> GOAL OF THE EXERCISE:
The answer should be the lines from the one with "Serialize everything readable" through the final line of the entries, restated word for word.

> EXCERPTED RECORDS:
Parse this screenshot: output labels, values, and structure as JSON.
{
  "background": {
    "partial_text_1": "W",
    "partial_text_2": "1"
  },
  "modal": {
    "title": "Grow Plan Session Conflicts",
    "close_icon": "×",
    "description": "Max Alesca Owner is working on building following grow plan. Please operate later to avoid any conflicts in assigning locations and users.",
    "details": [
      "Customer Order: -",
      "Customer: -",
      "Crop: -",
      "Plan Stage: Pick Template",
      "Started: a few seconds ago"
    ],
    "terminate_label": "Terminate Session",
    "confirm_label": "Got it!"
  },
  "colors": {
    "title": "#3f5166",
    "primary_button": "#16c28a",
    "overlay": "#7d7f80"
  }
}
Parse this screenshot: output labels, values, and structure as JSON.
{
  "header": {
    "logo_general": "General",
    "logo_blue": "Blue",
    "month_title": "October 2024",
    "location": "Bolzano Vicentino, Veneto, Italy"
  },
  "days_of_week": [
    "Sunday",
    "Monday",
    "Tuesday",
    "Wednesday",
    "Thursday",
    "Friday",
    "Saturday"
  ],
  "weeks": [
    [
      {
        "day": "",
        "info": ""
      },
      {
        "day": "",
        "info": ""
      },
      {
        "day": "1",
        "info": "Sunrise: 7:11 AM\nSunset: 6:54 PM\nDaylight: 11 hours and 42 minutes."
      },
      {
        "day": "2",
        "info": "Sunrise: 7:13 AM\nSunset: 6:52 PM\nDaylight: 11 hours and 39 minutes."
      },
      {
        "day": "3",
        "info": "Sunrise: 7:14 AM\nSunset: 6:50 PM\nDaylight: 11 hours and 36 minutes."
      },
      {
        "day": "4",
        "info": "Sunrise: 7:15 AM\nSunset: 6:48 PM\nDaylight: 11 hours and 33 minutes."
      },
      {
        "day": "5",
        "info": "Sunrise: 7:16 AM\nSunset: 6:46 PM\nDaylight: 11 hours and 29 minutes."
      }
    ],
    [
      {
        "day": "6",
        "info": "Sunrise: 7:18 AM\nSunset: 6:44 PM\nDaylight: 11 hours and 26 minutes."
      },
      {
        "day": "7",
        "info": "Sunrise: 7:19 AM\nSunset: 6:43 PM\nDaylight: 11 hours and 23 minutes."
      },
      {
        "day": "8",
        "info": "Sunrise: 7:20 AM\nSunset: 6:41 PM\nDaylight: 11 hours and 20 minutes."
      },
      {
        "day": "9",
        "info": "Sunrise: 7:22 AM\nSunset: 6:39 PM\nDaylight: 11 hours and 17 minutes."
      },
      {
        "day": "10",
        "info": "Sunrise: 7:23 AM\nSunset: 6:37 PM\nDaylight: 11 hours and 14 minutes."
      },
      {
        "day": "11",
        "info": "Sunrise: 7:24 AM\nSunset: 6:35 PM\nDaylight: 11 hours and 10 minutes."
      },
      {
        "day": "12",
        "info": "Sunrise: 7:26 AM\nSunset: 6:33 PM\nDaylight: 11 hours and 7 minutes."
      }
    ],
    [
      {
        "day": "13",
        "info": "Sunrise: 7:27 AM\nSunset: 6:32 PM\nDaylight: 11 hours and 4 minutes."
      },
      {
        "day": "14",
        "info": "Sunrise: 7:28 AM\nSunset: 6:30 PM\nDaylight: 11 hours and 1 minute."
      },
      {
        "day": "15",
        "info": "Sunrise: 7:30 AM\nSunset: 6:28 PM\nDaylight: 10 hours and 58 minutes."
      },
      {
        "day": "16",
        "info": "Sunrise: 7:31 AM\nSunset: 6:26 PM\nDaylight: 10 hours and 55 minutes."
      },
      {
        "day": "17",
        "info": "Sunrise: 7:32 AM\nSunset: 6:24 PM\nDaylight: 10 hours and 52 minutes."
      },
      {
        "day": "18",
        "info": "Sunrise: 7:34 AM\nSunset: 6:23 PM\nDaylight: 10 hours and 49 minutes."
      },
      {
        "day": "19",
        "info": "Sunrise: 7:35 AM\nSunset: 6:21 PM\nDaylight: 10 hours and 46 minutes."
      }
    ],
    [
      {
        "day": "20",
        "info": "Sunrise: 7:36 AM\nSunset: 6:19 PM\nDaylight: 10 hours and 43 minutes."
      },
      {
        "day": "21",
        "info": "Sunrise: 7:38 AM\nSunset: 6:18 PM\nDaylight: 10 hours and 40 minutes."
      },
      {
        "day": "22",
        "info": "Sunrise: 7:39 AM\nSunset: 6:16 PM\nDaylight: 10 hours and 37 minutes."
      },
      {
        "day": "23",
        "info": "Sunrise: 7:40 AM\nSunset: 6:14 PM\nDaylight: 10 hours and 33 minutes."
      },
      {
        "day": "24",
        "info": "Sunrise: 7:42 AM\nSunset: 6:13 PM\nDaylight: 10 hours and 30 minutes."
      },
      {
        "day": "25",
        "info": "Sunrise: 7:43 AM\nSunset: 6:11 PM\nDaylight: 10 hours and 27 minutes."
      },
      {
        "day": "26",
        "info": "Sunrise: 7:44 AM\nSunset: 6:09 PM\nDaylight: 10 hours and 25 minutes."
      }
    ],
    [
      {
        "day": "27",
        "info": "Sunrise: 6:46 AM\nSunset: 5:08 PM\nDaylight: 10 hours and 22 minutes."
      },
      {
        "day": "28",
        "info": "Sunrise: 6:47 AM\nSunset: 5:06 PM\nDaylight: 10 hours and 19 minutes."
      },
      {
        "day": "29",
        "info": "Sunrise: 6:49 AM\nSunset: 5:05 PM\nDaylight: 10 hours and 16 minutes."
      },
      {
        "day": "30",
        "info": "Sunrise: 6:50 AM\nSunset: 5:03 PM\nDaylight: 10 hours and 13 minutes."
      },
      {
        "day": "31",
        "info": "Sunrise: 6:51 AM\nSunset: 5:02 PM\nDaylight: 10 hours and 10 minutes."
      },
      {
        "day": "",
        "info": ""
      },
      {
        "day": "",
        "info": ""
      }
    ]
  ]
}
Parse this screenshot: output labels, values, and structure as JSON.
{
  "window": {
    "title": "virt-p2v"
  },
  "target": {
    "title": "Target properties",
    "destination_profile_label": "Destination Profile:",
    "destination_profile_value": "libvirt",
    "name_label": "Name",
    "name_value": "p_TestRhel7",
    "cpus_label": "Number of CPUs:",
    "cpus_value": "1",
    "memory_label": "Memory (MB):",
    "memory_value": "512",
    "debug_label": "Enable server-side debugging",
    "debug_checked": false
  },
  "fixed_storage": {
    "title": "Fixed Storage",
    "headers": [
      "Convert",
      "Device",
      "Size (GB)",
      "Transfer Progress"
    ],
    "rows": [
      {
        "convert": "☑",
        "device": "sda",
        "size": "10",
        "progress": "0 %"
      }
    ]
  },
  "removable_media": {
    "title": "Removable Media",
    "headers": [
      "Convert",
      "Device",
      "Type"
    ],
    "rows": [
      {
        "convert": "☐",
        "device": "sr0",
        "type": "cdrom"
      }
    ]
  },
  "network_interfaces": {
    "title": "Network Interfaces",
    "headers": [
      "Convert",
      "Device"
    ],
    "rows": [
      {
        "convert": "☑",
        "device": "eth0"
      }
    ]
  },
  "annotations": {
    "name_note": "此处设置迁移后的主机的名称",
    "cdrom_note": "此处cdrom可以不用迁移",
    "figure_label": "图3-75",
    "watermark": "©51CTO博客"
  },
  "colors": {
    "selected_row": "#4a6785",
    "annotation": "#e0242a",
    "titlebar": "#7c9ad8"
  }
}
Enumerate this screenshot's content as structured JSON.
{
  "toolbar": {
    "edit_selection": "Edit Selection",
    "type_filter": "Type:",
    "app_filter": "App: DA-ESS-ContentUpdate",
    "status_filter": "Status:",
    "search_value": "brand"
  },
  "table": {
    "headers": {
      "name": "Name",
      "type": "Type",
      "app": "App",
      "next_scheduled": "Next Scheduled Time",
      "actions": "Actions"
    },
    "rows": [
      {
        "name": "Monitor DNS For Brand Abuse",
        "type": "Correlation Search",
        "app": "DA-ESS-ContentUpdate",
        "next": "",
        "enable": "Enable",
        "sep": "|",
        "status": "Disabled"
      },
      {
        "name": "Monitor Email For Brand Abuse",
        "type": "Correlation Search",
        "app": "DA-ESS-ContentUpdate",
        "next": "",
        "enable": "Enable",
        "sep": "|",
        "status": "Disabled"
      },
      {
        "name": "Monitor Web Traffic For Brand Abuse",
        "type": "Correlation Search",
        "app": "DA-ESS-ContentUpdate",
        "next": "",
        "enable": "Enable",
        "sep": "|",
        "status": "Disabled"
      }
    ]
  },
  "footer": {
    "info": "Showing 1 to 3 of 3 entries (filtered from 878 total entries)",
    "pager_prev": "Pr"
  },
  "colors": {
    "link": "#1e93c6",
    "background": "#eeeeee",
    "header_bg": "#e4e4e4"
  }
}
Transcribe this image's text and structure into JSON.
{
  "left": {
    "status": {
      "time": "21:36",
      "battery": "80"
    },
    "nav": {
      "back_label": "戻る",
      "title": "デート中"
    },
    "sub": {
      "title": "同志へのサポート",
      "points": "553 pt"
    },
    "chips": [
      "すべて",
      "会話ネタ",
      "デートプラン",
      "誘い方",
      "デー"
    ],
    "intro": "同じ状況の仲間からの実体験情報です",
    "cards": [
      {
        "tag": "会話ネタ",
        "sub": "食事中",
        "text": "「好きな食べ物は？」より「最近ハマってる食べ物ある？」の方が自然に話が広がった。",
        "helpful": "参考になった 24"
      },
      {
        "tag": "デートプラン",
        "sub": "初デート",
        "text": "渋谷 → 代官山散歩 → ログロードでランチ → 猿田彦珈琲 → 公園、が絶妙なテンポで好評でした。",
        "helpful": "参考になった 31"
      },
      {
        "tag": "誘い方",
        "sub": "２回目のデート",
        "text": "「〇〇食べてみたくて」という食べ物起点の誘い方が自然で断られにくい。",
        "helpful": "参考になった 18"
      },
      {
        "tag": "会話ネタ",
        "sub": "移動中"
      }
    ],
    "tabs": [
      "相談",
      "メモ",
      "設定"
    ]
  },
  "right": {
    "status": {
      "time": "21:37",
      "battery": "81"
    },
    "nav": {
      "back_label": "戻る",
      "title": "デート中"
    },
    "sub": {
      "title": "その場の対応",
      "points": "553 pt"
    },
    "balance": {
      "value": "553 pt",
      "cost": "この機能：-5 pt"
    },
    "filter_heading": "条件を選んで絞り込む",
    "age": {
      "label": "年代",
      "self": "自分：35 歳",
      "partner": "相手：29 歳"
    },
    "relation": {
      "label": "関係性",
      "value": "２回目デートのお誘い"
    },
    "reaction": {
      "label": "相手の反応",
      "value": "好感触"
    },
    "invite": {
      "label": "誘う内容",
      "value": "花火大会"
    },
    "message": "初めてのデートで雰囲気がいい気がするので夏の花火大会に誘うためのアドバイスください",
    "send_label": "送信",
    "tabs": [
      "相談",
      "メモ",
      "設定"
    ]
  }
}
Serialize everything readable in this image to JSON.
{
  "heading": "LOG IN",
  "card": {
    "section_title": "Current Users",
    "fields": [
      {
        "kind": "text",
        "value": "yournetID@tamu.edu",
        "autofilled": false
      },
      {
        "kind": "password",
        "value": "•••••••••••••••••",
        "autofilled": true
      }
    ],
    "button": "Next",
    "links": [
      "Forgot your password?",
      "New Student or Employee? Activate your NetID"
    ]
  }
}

> SOLUTION:
Serialize everything readable in this image to JSON.
{
  "heading": "LOG IN",
  "card": {
    "section_title": "Current Users",
    "fields": [
      {
        "kind": "text",
        "value": "yournetID@tamu.edu",
        "autofilled": false
      },
      {
        "kind": "password",
        "value": "•••••••••••••••••",
        "autofilled": true
      }
    ],
    "button": "Next",
    "links": [
      "Forgot your password?",
      "New Student or Employee? Activate your NetID"
    ]
  }
}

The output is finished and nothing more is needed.